_Task statement_: Write out each record a second time, exactly.

_Data section_:
◇ ◇ ◇ ◇

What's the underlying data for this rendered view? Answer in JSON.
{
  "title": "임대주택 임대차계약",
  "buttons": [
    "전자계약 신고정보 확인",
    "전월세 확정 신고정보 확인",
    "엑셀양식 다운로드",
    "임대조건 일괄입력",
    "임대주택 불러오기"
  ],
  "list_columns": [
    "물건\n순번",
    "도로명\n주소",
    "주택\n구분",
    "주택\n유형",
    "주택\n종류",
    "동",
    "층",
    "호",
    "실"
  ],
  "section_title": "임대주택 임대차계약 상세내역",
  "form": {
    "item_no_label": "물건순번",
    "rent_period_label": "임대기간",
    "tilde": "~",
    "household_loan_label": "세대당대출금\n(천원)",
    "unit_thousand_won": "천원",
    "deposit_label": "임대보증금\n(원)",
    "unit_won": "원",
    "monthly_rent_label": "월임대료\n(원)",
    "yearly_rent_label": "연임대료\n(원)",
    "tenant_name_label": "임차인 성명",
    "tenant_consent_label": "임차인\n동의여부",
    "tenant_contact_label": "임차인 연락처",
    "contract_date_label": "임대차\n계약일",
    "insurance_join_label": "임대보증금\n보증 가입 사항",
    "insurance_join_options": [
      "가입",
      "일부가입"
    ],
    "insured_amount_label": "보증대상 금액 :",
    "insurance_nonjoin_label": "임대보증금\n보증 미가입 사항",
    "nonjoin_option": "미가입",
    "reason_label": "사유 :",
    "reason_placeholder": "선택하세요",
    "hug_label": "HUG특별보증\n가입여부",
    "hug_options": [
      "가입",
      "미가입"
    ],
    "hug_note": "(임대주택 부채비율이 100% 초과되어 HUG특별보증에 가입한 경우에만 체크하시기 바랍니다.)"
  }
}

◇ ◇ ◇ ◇

_Written response_:
What's the underlying data for this rendered view? Answer in JSON.
{
  "title": "임대주택 임대차계약",
  "buttons": [
    "전자계약 신고정보 확인",
    "전월세 확정 신고정보 확인",
    "엑셀양식 다운로드",
    "임대조건 일괄입력",
    "임대주택 불러오기"
  ],
  "list_columns": [
    "물건\n순번",
    "도로명\n주소",
    "주택\n구분",
    "주택\n유형",
    "주택\n종류",
    "동",
    "층",
    "호",
    "실"
  ],
  "section_title": "임대주택 임대차계약 상세내역",
  "form": {
    "item_no_label": "물건순번",
    "rent_period_label": "임대기간",
    "tilde": "~",
    "household_loan_label": "세대당대출금\n(천원)",
    "unit_thousand_won": "천원",
    "deposit_label": "임대보증금\n(원)",
    "unit_won": "원",
    "monthly_rent_label": "월임대료\n(원)",
    "yearly_rent_label": "연임대료\n(원)",
    "tenant_name_label": "임차인 성명",
    "tenant_consent_label": "임차인\n동의여부",
    "tenant_contact_label": "임차인 연락처",
    "contract_date_label": "임대차\n계약일",
    "insurance_join_label": "임대보증금\n보증 가입 사항",
    "insurance_join_options": [
      "가입",
      "일부가입"
    ],
    "insured_amount_label": "보증대상 금액 :",
    "insurance_nonjoin_label": "임대보증금\n보증 미가입 사항",
    "nonjoin_option": "미가입",
    "reason_label": "사유 :",
    "reason_placeholder": "선택하세요",
    "hug_label": "HUG특별보증\n가입여부",
    "hug_options": [
      "가입",
      "미가입"
    ],
    "hug_note": "(임대주택 부채비율이 100% 초과되어 HUG특별보증에 가입한 경우에만 체크하시기 바랍니다.)"
  }
}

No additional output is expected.